Directions: Extract all of the data and reproduce it precisely.

:::

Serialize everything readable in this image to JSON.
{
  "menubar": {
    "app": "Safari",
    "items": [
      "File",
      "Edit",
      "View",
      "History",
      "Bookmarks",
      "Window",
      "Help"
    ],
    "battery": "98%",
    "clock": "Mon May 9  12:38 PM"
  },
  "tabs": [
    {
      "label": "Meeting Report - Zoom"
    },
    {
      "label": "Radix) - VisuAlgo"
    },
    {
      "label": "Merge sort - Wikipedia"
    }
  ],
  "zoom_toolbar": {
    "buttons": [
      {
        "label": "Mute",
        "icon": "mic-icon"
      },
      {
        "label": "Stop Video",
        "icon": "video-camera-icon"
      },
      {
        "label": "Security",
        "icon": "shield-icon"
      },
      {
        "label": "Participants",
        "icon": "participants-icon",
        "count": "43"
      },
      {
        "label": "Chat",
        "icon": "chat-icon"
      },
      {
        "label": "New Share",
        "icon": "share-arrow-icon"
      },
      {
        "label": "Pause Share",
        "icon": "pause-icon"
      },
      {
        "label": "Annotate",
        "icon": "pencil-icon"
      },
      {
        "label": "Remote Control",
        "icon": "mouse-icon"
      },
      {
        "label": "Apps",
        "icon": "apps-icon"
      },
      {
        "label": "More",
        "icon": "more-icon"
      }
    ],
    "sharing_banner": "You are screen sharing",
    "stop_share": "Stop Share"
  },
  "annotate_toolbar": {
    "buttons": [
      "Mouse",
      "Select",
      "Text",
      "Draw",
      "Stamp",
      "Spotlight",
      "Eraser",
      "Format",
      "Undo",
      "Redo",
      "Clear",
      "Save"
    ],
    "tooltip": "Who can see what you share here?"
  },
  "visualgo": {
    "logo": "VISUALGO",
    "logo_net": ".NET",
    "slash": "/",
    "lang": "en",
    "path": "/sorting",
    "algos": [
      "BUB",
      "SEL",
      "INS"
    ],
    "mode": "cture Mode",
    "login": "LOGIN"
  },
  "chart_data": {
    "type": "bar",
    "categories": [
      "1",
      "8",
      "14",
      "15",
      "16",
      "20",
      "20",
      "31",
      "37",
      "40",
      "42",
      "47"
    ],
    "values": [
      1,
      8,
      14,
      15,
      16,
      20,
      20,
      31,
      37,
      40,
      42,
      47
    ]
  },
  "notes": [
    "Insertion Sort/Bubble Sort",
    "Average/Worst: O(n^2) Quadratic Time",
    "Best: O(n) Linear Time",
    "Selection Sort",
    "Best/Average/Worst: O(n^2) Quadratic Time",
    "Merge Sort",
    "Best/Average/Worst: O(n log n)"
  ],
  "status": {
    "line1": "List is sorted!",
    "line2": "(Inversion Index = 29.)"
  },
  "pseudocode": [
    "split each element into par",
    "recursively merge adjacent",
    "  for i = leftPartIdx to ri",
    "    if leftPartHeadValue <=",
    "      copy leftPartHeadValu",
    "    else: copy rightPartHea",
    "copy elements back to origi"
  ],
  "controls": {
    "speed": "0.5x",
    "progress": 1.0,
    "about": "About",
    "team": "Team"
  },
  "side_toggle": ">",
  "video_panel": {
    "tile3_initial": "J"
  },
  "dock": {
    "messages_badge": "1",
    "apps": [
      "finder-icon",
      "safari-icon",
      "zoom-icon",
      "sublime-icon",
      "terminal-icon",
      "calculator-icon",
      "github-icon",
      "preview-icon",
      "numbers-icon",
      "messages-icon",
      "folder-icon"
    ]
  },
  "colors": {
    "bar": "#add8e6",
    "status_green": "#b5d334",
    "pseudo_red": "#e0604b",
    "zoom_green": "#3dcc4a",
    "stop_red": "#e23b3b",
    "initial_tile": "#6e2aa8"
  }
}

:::

Solved exercise:
Serialize everything readable in this image to JSON.
{
  "menubar": {
    "app": "Safari",
    "items": [
      "File",
      "Edit",
      "View",
      "History",
      "Bookmarks",
      "Window",
      "Help"
    ],
    "battery": "98%",
    "clock": "Mon May 9  12:38 PM"
  },
  "tabs": [
    {
      "label": "Meeting Report - Zoom"
    },
    {
      "label": "Radix) - VisuAlgo"
    },
    {
      "label": "Merge sort - Wikipedia"
    }
  ],
  "zoom_toolbar": {
    "buttons": [
      {
        "label": "Mute",
        "icon": "mic-icon"
      },
      {
        "label": "Stop Video",
        "icon": "video-camera-icon"
      },
      {
        "label": "Security",
        "icon": "shield-icon"
      },
      {
        "label": "Participants",
        "icon": "participants-icon",
        "count": "43"
      },
      {
        "label": "Chat",
        "icon": "chat-icon"
      },
      {
        "label": "New Share",
        "icon": "share-arrow-icon"
      },
      {
        "label": "Pause Share",
        "icon": "pause-icon"
      },
      {
        "label": "Annotate",
        "icon": "pencil-icon"
      },
      {
        "label": "Remote Control",
        "icon": "mouse-icon"
      },
      {
        "label": "Apps",
        "icon": "apps-icon"
      },
      {
        "label": "More",
        "icon": "more-icon"
      }
    ],
    "sharing_banner": "You are screen sharing",
    "stop_share": "Stop Share"
  },
  "annotate_toolbar": {
    "buttons": [
      "Mouse",
      "Select",
      "Text",
      "Draw",
      "Stamp",
      "Spotlight",
      "Eraser",
      "Format",
      "Undo",
      "Redo",
      "Clear",
      "Save"
    ],
    "tooltip": "Who can see what you share here?"
  },
  "visualgo": {
    "logo": "VISUALGO",
    "logo_net": ".NET",
    "slash": "/",
    "lang": "en",
    "path": "/sorting",
    "algos": [
      "BUB",
      "SEL",
      "INS"
    ],
    "mode": "cture Mode",
    "login": "LOGIN"
  },
  "chart_data": {
    "type": "bar",
    "categories": [
      "1",
      "8",
      "14",
      "15",
      "16",
      "20",
      "20",
      "31",
      "37",
      "40",
      "42",
      "47"
    ],
    "values": [
      1,
      8,
      14,
      15,
      16,
      20,
      20,
      31,
      37,
      40,
      42,
      47
    ]
  },
  "notes": [
    "Insertion Sort/Bubble Sort",
    "Average/Worst: O(n^2) Quadratic Time",
    "Best: O(n) Linear Time",
    "Selection Sort",
    "Best/Average/Worst: O(n^2) Quadratic Time",
    "Merge Sort",
    "Best/Average/Worst: O(n log n)"
  ],
  "status": {
    "line1": "List is sorted!",
    "line2": "(Inversion Index = 29.)"
  },
  "pseudocode": [
    "split each element into par",
    "recursively merge adjacent",
    "  for i = leftPartIdx to ri",
    "    if leftPartHeadValue <=",
    "      copy leftPartHeadValu",
    "    else: copy rightPartHea",
    "copy elements back to origi"
  ],
  "controls": {
    "speed": "0.5x",
    "progress": 1.0,
    "about": "About",
    "team": "Team"
  },
  "side_toggle": ">",
  "video_panel": {
    "tile3_initial": "J"
  },
  "dock": {
    "messages_badge": "1",
    "apps": [
      "finder-icon",
      "safari-icon",
      "zoom-icon",
      "sublime-icon",
      "terminal-icon",
      "calculator-icon",
      "github-icon",
      "preview-icon",
      "numbers-icon",
      "messages-icon",
      "folder-icon"
    ]
  },
  "colors": {
    "bar": "#add8e6",
    "status_green": "#b5d334",
    "pseudo_red": "#e0604b",
    "zoom_green": "#3dcc4a",
    "stop_red": "#e23b3b",
    "initial_tile": "#6e2aa8"
  }
}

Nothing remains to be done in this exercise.